To call the numbers below from the United States, dial 011 (the international dialing code), 84 (the country code for Vietnam), 8 (city code for Ho Chi Minh City) and the local number.
WHERE TO STAY:
Park Hyatt Saigon Hotel, 2 Lam Son Square, District 1; 824-1234, http://www.saigon.park.hyatt.com . Attractive downtown hotel, well-located and offering many amenities. Doubles from $171.
Saigon Hotel and Towers, 88 Dong Khoi St., District 1; 827-2828, http://www.starwoodhotels.com . This nicely appointed Sheraton in the premier shopping district is close to downtown attractions. Doubles from $215.
Renaissance Riverside Hotel, 8-15 Ton Duc Thang St., District 1; 822-0033, http://www.renaissancehotels.com/sgnbr . Great views of the Saigon River from this downtown hotel. Rooftop pool. Doubles from $135.
WHERE TO EAT:
Mandarin Restaurant, 11A Ngo Van Nam St., District 1; 822-9783. Excellent Vietnamese cuisine and attentive service at this lovely two-story restaurant. Take a cab; it's worth it. Five-course dinner $19.
Pho 2000, 01 Phan Chu Trinh, District 1; 822-2788, or 26A Le Tahnh Ton, District 1; 829-2612. This fast-food-style noodle joint has some celebrated fans, among them former President Clinton. Under $3.
Givral, 5666 Nguyen Hue St., District 1; 824-4235 Popular French brasserie in the center of downtown serves pastries, burgers, sandwiches. Under $7.
TO LEARN MORE:

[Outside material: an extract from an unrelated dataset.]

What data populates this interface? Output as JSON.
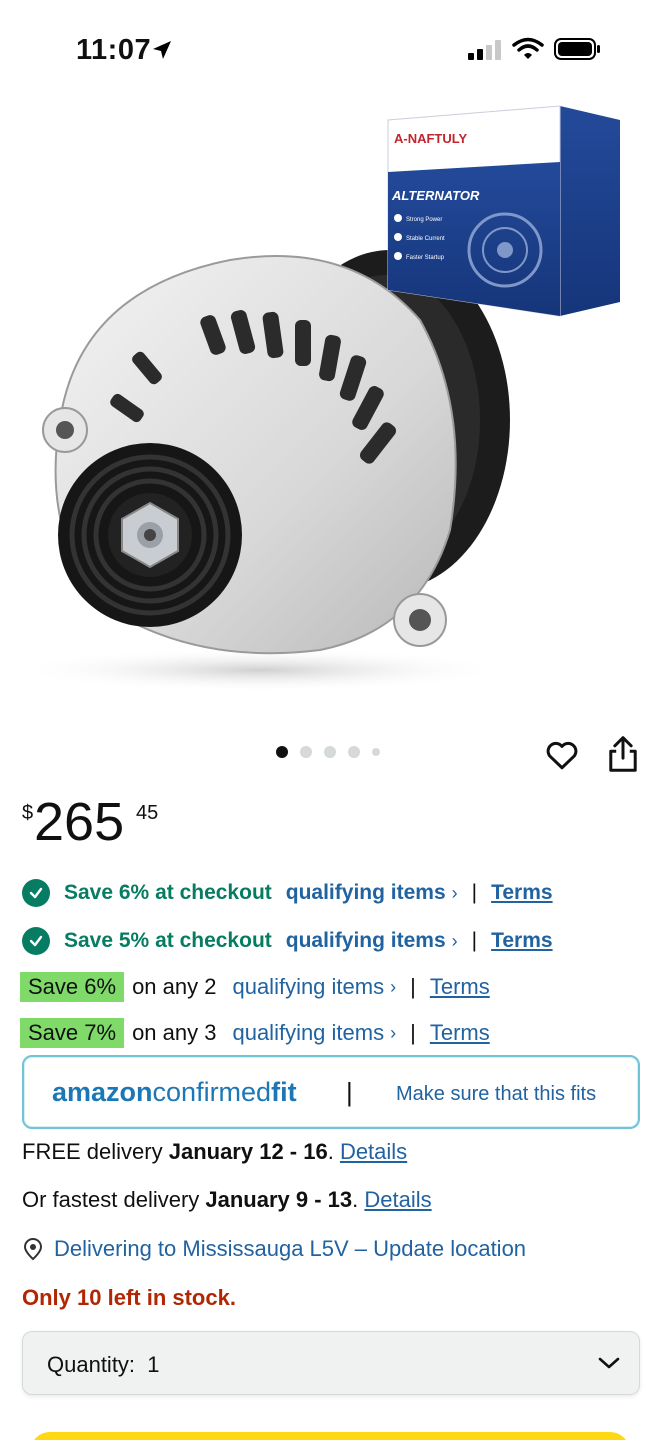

Vietnam National Administration of Tourism, 80 Quan Su, Hanoi; 942-3998, http://www.vietnamtourism.com .
— Rosemary McClure